Shimizu has many types of Sobas; Sarashina Soba (First Flour) providing you with sweetness and great taste: Hiki-gurumi (Second Flour) providing you with great taste: Inaka (Third Flour) providing you with traditional

The texture is interesting...very springy, spongy. Very tasty. Served cold, it was dipped in a special sauce of soyu and other ingredients, with a small bit of wasabi, and slurpped with a great noise. Very enjoyable, and special.

We then tasted the three great sobas of the prefecture: a serving of Sarashina; Hikigurumi; Inaka. (L to R)

From left, Sarashina, First Flour. Sarashina is white Soba kneaded with Sarashina buckwheat made in Kurohime plateau. Please enjoy the sweetness and flavor. Sarashina buckwheat is also called as “Ozen.” Approximately 10 % of buckwheat flour is available from the center of the Soba seed. It does not have much flavor; therefore, it is kneaded with wine. The pure white texture is a result of having discarded the black outer part of the seed.
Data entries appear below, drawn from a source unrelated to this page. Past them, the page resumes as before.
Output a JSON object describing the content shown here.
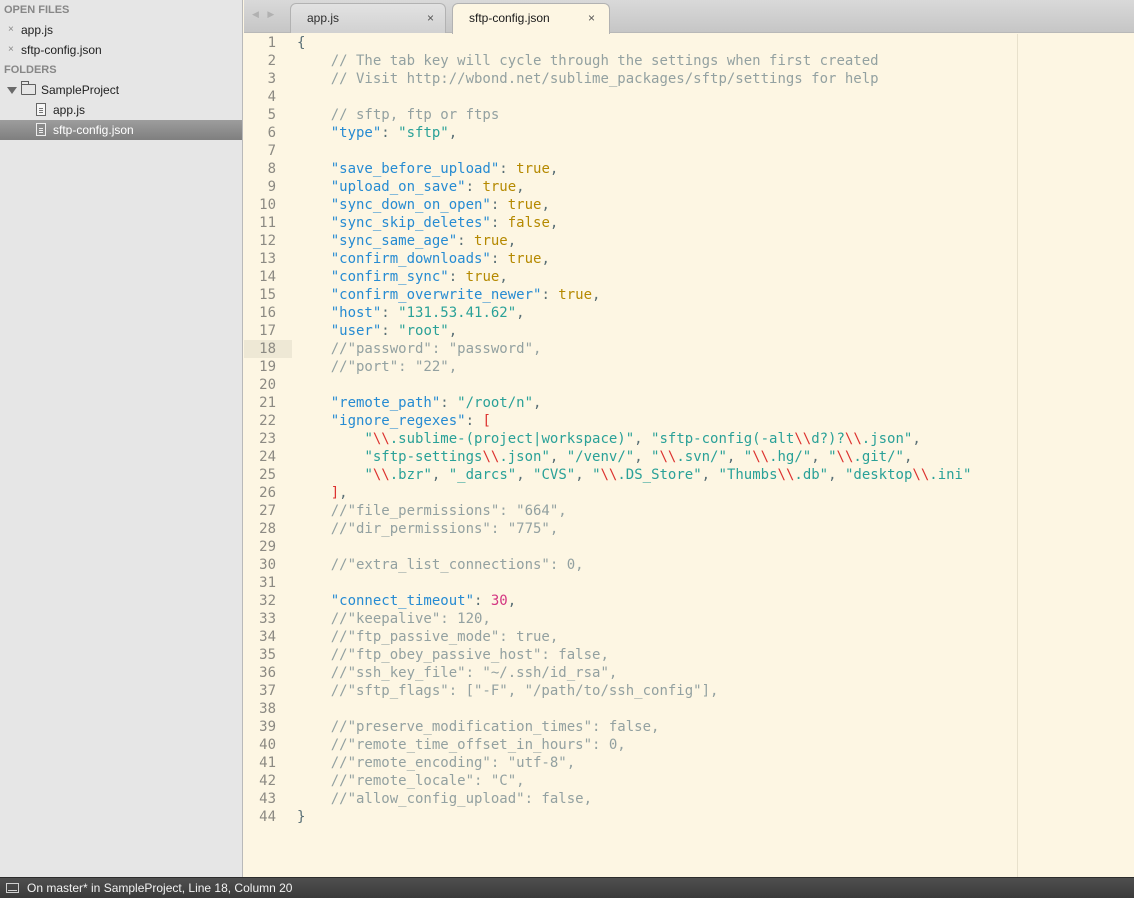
{
  "sidebar": {
    "open_files_header": "OPEN FILES",
    "open_files": [
      {
        "label": "app.js"
      },
      {
        "label": "sftp-config.json"
      }
    ],
    "close_glyph": "×",
    "folders_header": "FOLDERS",
    "project": {
      "label": "SampleProject"
    },
    "files": [
      {
        "label": "app.js",
        "selected": false
      },
      {
        "label": "sftp-config.json",
        "selected": true
      }
    ]
  },
  "tabs": [
    {
      "label": "app.js",
      "active": false,
      "close": "×"
    },
    {
      "label": "sftp-config.json",
      "active": true,
      "close": "×"
    }
  ],
  "nav_arrows": "◀ ▶",
  "editor": {
    "active_line": 18,
    "lines": [
      [
        [
          "punc",
          "{"
        ]
      ],
      [
        [
          "punc",
          "    "
        ],
        [
          "com",
          "// The tab key will cycle through the settings when first created"
        ]
      ],
      [
        [
          "punc",
          "    "
        ],
        [
          "com",
          "// Visit http://wbond.net/sublime_packages/sftp/settings for help"
        ]
      ],
      [
        [
          "punc",
          ""
        ]
      ],
      [
        [
          "punc",
          "    "
        ],
        [
          "com",
          "// sftp, ftp or ftps"
        ]
      ],
      [
        [
          "punc",
          "    "
        ],
        [
          "key",
          "\"type\""
        ],
        [
          "punc",
          ": "
        ],
        [
          "str",
          "\"sftp\""
        ],
        [
          "punc",
          ","
        ]
      ],
      [
        [
          "punc",
          ""
        ]
      ],
      [
        [
          "punc",
          "    "
        ],
        [
          "key",
          "\"save_before_upload\""
        ],
        [
          "punc",
          ": "
        ],
        [
          "bool",
          "true"
        ],
        [
          "punc",
          ","
        ]
      ],
      [
        [
          "punc",
          "    "
        ],
        [
          "key",
          "\"upload_on_save\""
        ],
        [
          "punc",
          ": "
        ],
        [
          "bool",
          "true"
        ],
        [
          "punc",
          ","
        ]
      ],
      [
        [
          "punc",
          "    "
        ],
        [
          "key",
          "\"sync_down_on_open\""
        ],
        [
          "punc",
          ": "
        ],
        [
          "bool",
          "true"
        ],
        [
          "punc",
          ","
        ]
      ],
      [
        [
          "punc",
          "    "
        ],
        [
          "key",
          "\"sync_skip_deletes\""
        ],
        [
          "punc",
          ": "
        ],
        [
          "bool",
          "false"
        ],
        [
          "punc",
          ","
        ]
      ],
      [
        [
          "punc",
          "    "
        ],
        [
          "key",
          "\"sync_same_age\""
        ],
        [
          "punc",
          ": "
        ],
        [
          "bool",
          "true"
        ],
        [
          "punc",
          ","
        ]
      ],
      [
        [
          "punc",
          "    "
        ],
        [
          "key",
          "\"confirm_downloads\""
        ],
        [
          "punc",
          ": "
        ],
        [
          "bool",
          "true"
        ],
        [
          "punc",
          ","
        ]
      ],
      [
        [
          "punc",
          "    "
        ],
        [
          "key",
          "\"confirm_sync\""
        ],
        [
          "punc",
          ": "
        ],
        [
          "bool",
          "true"
        ],
        [
          "punc",
          ","
        ]
      ],
      [
        [
          "punc",
          "    "
        ],
        [
          "key",
          "\"confirm_overwrite_newer\""
        ],
        [
          "punc",
          ": "
        ],
        [
          "bool",
          "true"
        ],
        [
          "punc",
          ","
        ]
      ],
      [
        [
          "punc",
          "    "
        ],
        [
          "key",
          "\"host\""
        ],
        [
          "punc",
          ": "
        ],
        [
          "str",
          "\"131.53.41.62\""
        ],
        [
          "punc",
          ","
        ]
      ],
      [
        [
          "punc",
          "    "
        ],
        [
          "key",
          "\"user\""
        ],
        [
          "punc",
          ": "
        ],
        [
          "str",
          "\"root\""
        ],
        [
          "punc",
          ","
        ]
      ],
      [
        [
          "punc",
          "    "
        ],
        [
          "com",
          "//\"password\": \"password\","
        ]
      ],
      [
        [
          "punc",
          "    "
        ],
        [
          "com",
          "//\"port\": \"22\","
        ]
      ],
      [
        [
          "punc",
          ""
        ]
      ],
      [
        [
          "punc",
          "    "
        ],
        [
          "key",
          "\"remote_path\""
        ],
        [
          "punc",
          ": "
        ],
        [
          "str",
          "\"/root/n\""
        ],
        [
          "punc",
          ","
        ]
      ],
      [
        [
          "punc",
          "    "
        ],
        [
          "key",
          "\"ignore_regexes\""
        ],
        [
          "punc",
          ": "
        ],
        [
          "brk",
          "["
        ]
      ],
      [
        [
          "punc",
          "        "
        ],
        [
          "str",
          "\""
        ],
        [
          "esc",
          "\\\\"
        ],
        [
          "str",
          ".sublime-(project|workspace)\""
        ],
        [
          "punc",
          ", "
        ],
        [
          "str",
          "\"sftp-config(-alt"
        ],
        [
          "esc",
          "\\\\"
        ],
        [
          "str",
          "d?)?"
        ],
        [
          "esc",
          "\\\\"
        ],
        [
          "str",
          ".json\""
        ],
        [
          "punc",
          ","
        ]
      ],
      [
        [
          "punc",
          "        "
        ],
        [
          "str",
          "\"sftp-settings"
        ],
        [
          "esc",
          "\\\\"
        ],
        [
          "str",
          ".json\""
        ],
        [
          "punc",
          ", "
        ],
        [
          "str",
          "\"/venv/\""
        ],
        [
          "punc",
          ", "
        ],
        [
          "str",
          "\""
        ],
        [
          "esc",
          "\\\\"
        ],
        [
          "str",
          ".svn/\""
        ],
        [
          "punc",
          ", "
        ],
        [
          "str",
          "\""
        ],
        [
          "esc",
          "\\\\"
        ],
        [
          "str",
          ".hg/\""
        ],
        [
          "punc",
          ", "
        ],
        [
          "str",
          "\""
        ],
        [
          "esc",
          "\\\\"
        ],
        [
          "str",
          ".git/\""
        ],
        [
          "punc",
          ","
        ]
      ],
      [
        [
          "punc",
          "        "
        ],
        [
          "str",
          "\""
        ],
        [
          "esc",
          "\\\\"
        ],
        [
          "str",
          ".bzr\""
        ],
        [
          "punc",
          ", "
        ],
        [
          "str",
          "\"_darcs\""
        ],
        [
          "punc",
          ", "
        ],
        [
          "str",
          "\"CVS\""
        ],
        [
          "punc",
          ", "
        ],
        [
          "str",
          "\""
        ],
        [
          "esc",
          "\\\\"
        ],
        [
          "str",
          ".DS_Store\""
        ],
        [
          "punc",
          ", "
        ],
        [
          "str",
          "\"Thumbs"
        ],
        [
          "esc",
          "\\\\"
        ],
        [
          "str",
          ".db\""
        ],
        [
          "punc",
          ", "
        ],
        [
          "str",
          "\"desktop"
        ],
        [
          "esc",
          "\\\\"
        ],
        [
          "str",
          ".ini\""
        ]
      ],
      [
        [
          "punc",
          "    "
        ],
        [
          "brk",
          "]"
        ],
        [
          "punc",
          ","
        ]
      ],
      [
        [
          "punc",
          "    "
        ],
        [
          "com",
          "//\"file_permissions\": \"664\","
        ]
      ],
      [
        [
          "punc",
          "    "
        ],
        [
          "com",
          "//\"dir_permissions\": \"775\","
        ]
      ],
      [
        [
          "punc",
          ""
        ]
      ],
      [
        [
          "punc",
          "    "
        ],
        [
          "com",
          "//\"extra_list_connections\": 0,"
        ]
      ],
      [
        [
          "punc",
          ""
        ]
      ],
      [
        [
          "punc",
          "    "
        ],
        [
          "key",
          "\"connect_timeout\""
        ],
        [
          "punc",
          ": "
        ],
        [
          "num",
          "30"
        ],
        [
          "punc",
          ","
        ]
      ],
      [
        [
          "punc",
          "    "
        ],
        [
          "com",
          "//\"keepalive\": 120,"
        ]
      ],
      [
        [
          "punc",
          "    "
        ],
        [
          "com",
          "//\"ftp_passive_mode\": true,"
        ]
      ],
      [
        [
          "punc",
          "    "
        ],
        [
          "com",
          "//\"ftp_obey_passive_host\": false,"
        ]
      ],
      [
        [
          "punc",
          "    "
        ],
        [
          "com",
          "//\"ssh_key_file\": \"~/.ssh/id_rsa\","
        ]
      ],
      [
        [
          "punc",
          "    "
        ],
        [
          "com",
          "//\"sftp_flags\": [\"-F\", \"/path/to/ssh_config\"],"
        ]
      ],
      [
        [
          "punc",
          ""
        ]
      ],
      [
        [
          "punc",
          "    "
        ],
        [
          "com",
          "//\"preserve_modification_times\": false,"
        ]
      ],
      [
        [
          "punc",
          "    "
        ],
        [
          "com",
          "//\"remote_time_offset_in_hours\": 0,"
        ]
      ],
      [
        [
          "punc",
          "    "
        ],
        [
          "com",
          "//\"remote_encoding\": \"utf-8\","
        ]
      ],
      [
        [
          "punc",
          "    "
        ],
        [
          "com",
          "//\"remote_locale\": \"C\","
        ]
      ],
      [
        [
          "punc",
          "    "
        ],
        [
          "com",
          "//\"allow_config_upload\": false,"
        ]
      ],
      [
        [
          "punc",
          "}"
        ]
      ]
    ]
  },
  "statusbar": {
    "text": "On master* in SampleProject, Line 18, Column 20"
  }
}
In the middle, Hikigurumi, Second Flour. Hikigurumi is kneaded with two types of buckwheat flours that are made in Kurohime plateau and the foot of the Yatsugatake Mountains. Second flour is used.

And right, Inaka, Third Flour. Inaka is kneaded with two types of buckwheat flours that are made in Kurohime plateau and the foot of the Yatsugatake Mountains. Third flour is used. Inaka has original taste, sweeter and more flavorless.

Very interesting soba experience. And wonderful food.

76-1 Souga Ooaza Shiojiri, Nagano 399-6461, Japan

Tel/Fax 0263-51-1348

Mail Address sobaya-shimizu@wine.plala.or.jp

Business Hours
11:00 AM - 2:00 PM
5:00 PM - 8:00 PM (Only the guest of the reservation) Closed on Tuesday

Photonotes: Shot with Panasonic Lumix DMC LX-3, limited to ISO200.